[Records from a data collection]
--*--
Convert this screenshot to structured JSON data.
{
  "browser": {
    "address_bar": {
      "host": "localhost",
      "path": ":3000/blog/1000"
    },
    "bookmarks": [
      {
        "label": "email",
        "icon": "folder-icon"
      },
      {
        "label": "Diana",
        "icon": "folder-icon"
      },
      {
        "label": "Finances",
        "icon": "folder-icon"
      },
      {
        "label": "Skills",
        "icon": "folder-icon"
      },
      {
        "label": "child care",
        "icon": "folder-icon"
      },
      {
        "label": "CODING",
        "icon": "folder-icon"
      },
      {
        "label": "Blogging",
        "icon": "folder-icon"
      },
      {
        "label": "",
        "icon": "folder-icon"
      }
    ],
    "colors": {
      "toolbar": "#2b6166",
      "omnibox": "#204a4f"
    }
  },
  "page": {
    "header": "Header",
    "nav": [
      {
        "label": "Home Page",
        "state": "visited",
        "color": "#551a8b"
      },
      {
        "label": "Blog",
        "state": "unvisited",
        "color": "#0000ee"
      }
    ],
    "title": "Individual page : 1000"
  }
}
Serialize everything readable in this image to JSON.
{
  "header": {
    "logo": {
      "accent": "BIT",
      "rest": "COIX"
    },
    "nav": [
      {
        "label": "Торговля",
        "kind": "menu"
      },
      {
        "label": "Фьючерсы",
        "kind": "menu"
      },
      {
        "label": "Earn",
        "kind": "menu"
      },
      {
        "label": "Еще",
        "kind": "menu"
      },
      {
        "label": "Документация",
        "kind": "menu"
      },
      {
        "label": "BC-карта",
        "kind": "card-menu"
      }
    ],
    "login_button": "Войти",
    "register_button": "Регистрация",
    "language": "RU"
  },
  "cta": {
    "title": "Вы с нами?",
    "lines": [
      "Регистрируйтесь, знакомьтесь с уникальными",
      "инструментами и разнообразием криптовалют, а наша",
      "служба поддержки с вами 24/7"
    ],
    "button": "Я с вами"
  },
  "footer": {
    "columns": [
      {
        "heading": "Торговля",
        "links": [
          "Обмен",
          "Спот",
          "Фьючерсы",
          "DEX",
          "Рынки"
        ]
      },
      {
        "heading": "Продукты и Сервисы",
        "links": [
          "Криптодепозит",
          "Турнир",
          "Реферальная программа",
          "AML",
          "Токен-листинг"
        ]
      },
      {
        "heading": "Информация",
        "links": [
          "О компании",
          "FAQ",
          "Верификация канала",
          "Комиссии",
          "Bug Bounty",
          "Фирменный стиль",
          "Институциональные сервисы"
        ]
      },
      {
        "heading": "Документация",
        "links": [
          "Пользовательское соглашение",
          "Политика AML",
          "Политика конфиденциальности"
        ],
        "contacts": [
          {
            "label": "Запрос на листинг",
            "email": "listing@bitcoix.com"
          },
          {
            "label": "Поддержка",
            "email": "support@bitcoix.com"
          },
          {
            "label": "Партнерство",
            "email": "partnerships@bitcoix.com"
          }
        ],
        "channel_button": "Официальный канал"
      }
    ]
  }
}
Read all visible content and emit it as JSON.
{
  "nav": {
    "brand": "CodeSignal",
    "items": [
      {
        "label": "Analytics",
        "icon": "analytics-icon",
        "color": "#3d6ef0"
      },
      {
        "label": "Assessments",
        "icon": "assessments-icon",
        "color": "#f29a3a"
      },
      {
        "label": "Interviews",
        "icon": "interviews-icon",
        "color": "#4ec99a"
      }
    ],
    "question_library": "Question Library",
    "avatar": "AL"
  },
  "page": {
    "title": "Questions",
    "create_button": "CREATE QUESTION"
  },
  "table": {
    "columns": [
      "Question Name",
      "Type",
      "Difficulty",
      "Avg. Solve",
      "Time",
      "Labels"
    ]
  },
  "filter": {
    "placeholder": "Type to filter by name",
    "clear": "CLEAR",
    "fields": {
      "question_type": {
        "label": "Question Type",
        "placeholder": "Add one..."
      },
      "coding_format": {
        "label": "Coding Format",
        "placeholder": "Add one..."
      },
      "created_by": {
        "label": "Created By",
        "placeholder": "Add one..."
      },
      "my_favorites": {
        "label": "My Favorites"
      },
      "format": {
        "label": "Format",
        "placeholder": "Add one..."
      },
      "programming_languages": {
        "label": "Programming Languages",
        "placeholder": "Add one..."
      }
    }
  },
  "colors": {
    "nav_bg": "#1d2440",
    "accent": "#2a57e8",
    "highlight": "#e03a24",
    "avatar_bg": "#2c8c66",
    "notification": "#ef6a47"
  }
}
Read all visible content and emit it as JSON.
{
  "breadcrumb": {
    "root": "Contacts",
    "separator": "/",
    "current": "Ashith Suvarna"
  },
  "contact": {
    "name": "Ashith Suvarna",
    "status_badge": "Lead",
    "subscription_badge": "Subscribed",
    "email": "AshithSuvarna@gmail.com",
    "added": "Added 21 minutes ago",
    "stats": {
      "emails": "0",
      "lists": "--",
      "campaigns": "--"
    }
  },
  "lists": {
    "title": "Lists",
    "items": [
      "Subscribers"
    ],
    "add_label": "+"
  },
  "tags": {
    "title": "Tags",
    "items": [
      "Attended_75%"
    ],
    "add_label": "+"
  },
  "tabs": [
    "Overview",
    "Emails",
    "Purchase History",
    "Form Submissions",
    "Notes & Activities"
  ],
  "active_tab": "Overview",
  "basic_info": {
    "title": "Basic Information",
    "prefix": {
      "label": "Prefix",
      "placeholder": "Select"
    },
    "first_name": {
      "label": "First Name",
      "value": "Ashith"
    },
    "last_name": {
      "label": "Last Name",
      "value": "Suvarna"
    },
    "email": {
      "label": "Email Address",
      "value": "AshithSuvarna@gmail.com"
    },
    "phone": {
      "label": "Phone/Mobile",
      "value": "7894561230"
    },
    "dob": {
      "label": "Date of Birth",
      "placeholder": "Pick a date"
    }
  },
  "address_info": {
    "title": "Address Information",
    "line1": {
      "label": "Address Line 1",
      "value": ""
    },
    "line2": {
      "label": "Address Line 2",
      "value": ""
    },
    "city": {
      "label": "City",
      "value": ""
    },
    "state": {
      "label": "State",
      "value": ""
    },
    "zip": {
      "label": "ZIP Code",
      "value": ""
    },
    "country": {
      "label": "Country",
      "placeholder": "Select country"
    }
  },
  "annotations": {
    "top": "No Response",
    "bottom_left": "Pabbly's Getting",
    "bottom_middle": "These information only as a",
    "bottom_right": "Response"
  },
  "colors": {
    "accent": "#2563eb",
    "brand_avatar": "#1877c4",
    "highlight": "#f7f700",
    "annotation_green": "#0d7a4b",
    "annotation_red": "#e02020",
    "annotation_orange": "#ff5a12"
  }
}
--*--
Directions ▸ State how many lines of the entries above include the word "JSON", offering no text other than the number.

The completed task ▸ 4